Marvel Studios is about to launch Avengers: Endgame in theaters across the country next week. Even more so than last year’s Infinity War, the movie represents the culmination of everything the studio has built over the previous 11 years, ever since Tony Stark outed himself as Iron Man and Nick Fury opened Stark’s (and the audience’s) eyes to a larger world of heroes.
Hellboy is back on the big screen this week. Already the subject of two movies starring Ron Perlman and directed by Guillermo del Toro, the new movie — once more simply titled Hellboy — has David Harbour taking up the demonic mantle and Neil Marshall behind the camera.
To try and explain why this week’s new super hero movie from Warner Bros. is titled Shazam! while the Marvel Studios release a couple weeks ago was Captain Marvel would involve detailing a decades-long string of copyright infringement lawsuits involving three different comic book companies and several characters.
Disney, fresh from finalizing its acquisition of Fox, brings Dumbo to theaters this week. The latest in the studio’s ongoing series of live action remakes of its animated classics, the movie stars Colin Farell, Eva Green, Danny DeVito and Michael Keaton under the direction of Tim Burton.
Jordan Peele’s Us, his follow-up to 2017’s breakout hit Get Out, is projected to bring in $40 million-$48 million its opening weekend, a number that would exceed what his freshman outing scored and further establish the director's box office bonafides.
In the period between last year’s Avengers: Infinity War and the upcoming Avengers: Endgame there’s been no small amount of conversation about the future of the Marvel Cinematic Universe. This week’s Captain Marvel is an indicator of what comes next.
Ryan Reynolds has a strong public persona, an immediately identifiable personal brand—dry, egotistical, quick-witted and slightly oblivious—that he has unleashed on his audiences to promote project after project.
The How to Train Your Dragon franchise comes to a close with DreamWorks Animation's third installment, The Hidden World. In addition to the previous two movies, the series has expanded with animated series and short films on Cartoon Network and Netflix, keeping the characters and premise active and alive between feature entries.
If Alita: Battle Angel disappoints at the box office it would make for an inauspicious chapter for Fox as it prepares for life under Disney ownership as well as a disappointment given the prestige of the talent behind the scenes.
When Disney’s upcoming live-action remake of Aladdin was featured on an Entertainment Weekly cover story last December, fans were slightly concerned.
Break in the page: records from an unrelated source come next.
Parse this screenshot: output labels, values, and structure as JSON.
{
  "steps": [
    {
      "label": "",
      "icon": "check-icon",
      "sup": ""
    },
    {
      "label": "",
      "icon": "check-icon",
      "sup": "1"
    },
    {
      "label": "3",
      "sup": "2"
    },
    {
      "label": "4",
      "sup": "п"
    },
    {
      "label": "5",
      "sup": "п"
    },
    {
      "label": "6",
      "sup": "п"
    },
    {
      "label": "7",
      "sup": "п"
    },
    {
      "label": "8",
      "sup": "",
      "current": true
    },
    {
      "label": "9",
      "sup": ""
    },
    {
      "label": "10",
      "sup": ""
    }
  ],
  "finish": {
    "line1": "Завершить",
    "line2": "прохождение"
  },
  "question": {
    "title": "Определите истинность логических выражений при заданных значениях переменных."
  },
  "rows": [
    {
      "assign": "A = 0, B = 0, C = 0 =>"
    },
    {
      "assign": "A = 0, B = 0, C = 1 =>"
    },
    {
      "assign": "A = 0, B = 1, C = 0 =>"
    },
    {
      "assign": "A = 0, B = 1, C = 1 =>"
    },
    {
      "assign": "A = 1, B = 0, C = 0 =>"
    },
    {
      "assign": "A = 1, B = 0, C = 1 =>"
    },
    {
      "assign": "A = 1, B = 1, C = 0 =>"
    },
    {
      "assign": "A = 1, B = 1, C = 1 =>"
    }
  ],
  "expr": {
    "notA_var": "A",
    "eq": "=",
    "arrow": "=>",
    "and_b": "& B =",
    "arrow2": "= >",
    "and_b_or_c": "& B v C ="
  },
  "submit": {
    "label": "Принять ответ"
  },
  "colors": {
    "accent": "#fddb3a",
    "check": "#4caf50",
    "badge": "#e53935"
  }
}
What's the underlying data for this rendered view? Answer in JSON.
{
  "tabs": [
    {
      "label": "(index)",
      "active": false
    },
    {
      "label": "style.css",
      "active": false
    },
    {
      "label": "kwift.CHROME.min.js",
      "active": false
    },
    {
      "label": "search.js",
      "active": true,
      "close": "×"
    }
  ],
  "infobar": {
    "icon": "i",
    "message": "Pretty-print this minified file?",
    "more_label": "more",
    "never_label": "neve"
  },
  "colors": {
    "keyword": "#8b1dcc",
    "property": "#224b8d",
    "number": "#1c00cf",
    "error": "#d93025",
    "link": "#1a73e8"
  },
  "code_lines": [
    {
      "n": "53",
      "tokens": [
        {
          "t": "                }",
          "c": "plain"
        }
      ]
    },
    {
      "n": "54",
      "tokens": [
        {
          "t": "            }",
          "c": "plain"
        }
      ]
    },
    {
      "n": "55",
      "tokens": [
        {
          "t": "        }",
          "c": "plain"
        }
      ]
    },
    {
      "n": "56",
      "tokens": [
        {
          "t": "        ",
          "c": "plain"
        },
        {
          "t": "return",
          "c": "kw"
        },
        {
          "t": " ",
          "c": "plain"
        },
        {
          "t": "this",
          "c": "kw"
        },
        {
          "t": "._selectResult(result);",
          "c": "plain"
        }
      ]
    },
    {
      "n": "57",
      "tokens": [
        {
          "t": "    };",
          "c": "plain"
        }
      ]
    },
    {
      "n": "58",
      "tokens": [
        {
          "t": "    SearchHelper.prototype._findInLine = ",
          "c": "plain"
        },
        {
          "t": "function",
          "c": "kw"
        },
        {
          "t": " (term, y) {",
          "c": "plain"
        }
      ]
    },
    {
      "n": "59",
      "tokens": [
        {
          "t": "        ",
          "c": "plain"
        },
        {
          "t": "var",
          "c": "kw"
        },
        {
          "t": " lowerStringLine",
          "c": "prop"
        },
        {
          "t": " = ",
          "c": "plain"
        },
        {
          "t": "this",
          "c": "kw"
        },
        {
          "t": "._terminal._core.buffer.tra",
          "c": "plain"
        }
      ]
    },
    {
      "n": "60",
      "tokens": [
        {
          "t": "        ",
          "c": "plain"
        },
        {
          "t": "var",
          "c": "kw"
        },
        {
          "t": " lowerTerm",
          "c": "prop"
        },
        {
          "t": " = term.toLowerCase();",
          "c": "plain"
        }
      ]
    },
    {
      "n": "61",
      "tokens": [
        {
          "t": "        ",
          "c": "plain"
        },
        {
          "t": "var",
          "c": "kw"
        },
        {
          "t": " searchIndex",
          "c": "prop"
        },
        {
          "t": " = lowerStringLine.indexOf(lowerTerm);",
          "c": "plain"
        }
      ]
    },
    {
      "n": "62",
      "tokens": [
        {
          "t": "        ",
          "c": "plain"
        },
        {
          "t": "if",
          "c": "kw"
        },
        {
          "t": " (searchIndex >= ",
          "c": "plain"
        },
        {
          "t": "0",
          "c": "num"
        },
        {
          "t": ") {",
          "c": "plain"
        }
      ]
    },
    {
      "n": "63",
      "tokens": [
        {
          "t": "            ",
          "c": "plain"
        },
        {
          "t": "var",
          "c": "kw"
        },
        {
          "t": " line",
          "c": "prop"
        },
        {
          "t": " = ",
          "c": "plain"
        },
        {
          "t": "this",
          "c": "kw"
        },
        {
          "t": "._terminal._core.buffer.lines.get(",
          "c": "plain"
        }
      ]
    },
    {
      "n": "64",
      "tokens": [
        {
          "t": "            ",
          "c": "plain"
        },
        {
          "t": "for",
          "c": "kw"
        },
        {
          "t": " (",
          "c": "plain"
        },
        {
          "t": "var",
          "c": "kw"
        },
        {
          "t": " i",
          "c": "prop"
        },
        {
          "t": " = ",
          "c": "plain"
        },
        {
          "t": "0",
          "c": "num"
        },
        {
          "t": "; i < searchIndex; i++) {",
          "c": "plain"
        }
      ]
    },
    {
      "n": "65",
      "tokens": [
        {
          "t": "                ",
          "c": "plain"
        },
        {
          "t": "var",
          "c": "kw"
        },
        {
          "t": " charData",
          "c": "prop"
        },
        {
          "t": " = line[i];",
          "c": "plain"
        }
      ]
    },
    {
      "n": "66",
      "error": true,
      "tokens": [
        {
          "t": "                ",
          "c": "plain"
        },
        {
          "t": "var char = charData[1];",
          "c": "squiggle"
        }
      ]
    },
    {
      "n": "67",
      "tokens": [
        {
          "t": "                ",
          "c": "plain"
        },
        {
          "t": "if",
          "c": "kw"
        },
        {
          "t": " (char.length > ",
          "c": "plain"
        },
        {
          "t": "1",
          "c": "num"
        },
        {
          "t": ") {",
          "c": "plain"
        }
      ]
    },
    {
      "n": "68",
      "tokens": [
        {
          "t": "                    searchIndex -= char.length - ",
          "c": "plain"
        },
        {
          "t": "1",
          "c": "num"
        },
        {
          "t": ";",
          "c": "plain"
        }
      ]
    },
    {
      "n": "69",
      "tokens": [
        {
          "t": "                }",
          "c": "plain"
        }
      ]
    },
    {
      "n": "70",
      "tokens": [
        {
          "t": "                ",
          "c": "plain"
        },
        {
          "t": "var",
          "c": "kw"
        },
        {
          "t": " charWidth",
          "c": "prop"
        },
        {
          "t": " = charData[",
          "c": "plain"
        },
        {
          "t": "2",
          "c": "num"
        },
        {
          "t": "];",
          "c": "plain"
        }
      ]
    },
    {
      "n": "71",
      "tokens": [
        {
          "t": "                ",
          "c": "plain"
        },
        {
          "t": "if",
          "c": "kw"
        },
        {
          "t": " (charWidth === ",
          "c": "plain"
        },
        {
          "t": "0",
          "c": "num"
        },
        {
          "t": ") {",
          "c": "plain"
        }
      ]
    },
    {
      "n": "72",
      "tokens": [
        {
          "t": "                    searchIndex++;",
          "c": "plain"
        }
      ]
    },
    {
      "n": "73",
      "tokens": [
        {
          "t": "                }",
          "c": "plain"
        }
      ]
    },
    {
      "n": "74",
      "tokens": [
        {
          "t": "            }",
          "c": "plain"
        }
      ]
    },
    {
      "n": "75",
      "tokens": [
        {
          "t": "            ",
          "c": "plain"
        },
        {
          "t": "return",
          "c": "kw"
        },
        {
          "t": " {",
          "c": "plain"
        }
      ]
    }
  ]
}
It’s not uncommon for studios to create web experiences for their movies that attempt to take the audience into the world of the movie.
Five years ago, The Lego Movie was an unexpected hit both with audiences and critics, the former attracted by the quick-fire, self-referential humor and an impressive voice cast and the latter wooed by a surprisingly emotional story that dug deeper than a movie based on a construction toy line really needed to.
Two years ago writer/director M. Night Shyamalan came back to the forefront of the cultural conversation with the thriller Split, starring James McAvoy. To the surprise of everyone, the movie was revealed to be connected to another Shyamalan picture, 2000’s Unbreakable. Now the characters from both films — McAvoy’s fractured Kevin, Bruce Willis’ David Dunn and Samuel L. Jackson’s Mr. Glass — all come together in this week’s Glass.
With so many media options available to modern audiences across all kind of platforms and devices, Hollywood marketers face greater pressure to get people’s attention. They have to reach those audiences in a way that makes a distinct and lasting impression and, more importantly, drives them to see their movies in theaters on opening weekend.
After five features with Michael Bay directing big freaking robots and increasingly over-the-top stories, Paramount takes its Transformers franchise in a new direction with this week’s Bumblebee.